Element data from apps and pages:
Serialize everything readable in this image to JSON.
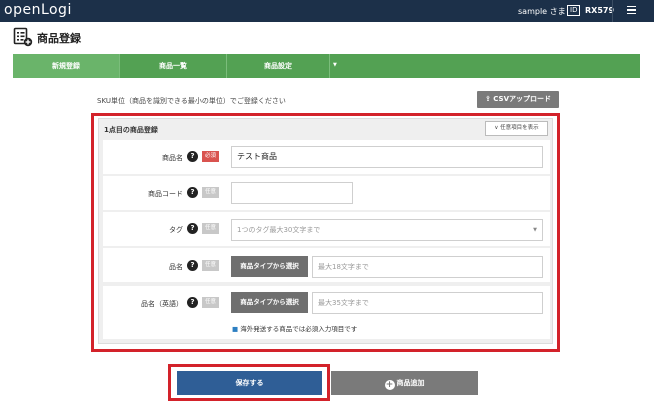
{
  "header": {
    "logo": "openLogi",
    "user": "sample さま",
    "id_badge": "ID",
    "user_id": "RX579",
    "menu_icon": "hamburger-icon"
  },
  "page": {
    "title": "商品登録",
    "title_icon": "product-list-add-icon"
  },
  "tabs": [
    {
      "label": "新規登録",
      "active": true
    },
    {
      "label": "商品一覧",
      "active": false
    },
    {
      "label": "商品設定",
      "active": false,
      "dropdown_icon": "caret-down-icon"
    }
  ],
  "hint": "SKU単位（商品を識別できる最小の単位）でご登録ください",
  "csv_button": {
    "label": "CSVアップロード",
    "icon": "upload-icon"
  },
  "form": {
    "title": "1点目の商品登録",
    "optional_toggle": "任意項目を表示",
    "rows": [
      {
        "label": "商品名",
        "badge": "必須",
        "required": true,
        "value": "テスト商品"
      },
      {
        "label": "商品コード",
        "badge": "任意",
        "required": false,
        "value": ""
      },
      {
        "label": "タグ",
        "badge": "任意",
        "required": false,
        "placeholder": "1つのタグ最大30文字まで"
      },
      {
        "label": "品名",
        "badge": "任意",
        "required": false,
        "button": "商品タイプから選択",
        "placeholder": "最大18文字まで"
      },
      {
        "label": "品名（英語）",
        "badge": "任意",
        "required": false,
        "button": "商品タイプから選択",
        "placeholder": "最大35文字まで"
      }
    ],
    "note": "海外発送する商品では必須入力項目です"
  },
  "actions": {
    "save": "保存する",
    "add": "商品追加"
  },
  "colors": {
    "header": "#1c3049",
    "tabs": "#53a153",
    "required": "#d9534f",
    "save": "#2f5e96",
    "highlight": "#d3222a"
  }
}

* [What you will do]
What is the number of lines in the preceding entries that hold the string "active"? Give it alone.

* [Result for this exercise]
3